**Your task:**
Which lines of the material hold the word "durability"? Copy each one.
┌────────
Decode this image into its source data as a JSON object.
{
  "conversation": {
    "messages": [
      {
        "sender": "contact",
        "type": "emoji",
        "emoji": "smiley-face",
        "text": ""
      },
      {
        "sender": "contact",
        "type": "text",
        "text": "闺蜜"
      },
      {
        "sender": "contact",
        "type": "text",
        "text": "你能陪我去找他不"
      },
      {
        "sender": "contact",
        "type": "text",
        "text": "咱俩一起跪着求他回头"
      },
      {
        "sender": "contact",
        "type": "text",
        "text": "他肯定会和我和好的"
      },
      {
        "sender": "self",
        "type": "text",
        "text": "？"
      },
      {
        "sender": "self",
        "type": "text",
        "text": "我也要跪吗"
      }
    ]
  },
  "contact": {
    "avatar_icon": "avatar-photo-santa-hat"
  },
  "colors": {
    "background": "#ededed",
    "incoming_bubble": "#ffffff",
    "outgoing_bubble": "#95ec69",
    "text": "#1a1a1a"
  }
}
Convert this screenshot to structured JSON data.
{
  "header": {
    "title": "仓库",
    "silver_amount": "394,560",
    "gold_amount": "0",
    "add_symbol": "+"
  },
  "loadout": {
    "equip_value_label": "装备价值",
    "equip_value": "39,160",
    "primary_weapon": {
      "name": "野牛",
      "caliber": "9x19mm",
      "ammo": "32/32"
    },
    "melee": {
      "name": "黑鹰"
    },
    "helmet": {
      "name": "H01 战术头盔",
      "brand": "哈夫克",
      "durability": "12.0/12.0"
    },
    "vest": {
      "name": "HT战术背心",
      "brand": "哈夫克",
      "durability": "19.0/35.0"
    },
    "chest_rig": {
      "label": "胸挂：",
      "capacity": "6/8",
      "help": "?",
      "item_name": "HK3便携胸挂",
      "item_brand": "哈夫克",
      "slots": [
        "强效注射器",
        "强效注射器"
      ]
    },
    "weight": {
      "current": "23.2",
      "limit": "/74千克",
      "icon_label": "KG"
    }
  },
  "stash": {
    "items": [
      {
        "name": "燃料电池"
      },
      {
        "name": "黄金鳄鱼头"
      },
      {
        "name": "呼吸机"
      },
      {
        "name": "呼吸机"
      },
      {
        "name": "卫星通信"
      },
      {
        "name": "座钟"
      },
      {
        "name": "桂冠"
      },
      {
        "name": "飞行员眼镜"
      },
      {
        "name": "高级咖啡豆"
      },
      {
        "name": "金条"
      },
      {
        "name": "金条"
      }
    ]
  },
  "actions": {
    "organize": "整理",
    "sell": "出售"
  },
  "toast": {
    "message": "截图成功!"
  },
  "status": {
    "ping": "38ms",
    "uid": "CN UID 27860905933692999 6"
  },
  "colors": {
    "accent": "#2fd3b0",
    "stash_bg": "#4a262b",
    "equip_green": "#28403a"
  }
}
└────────
**Written solution:**
      "durability": "12.0/12.0"
      "durability": "19.0/35.0"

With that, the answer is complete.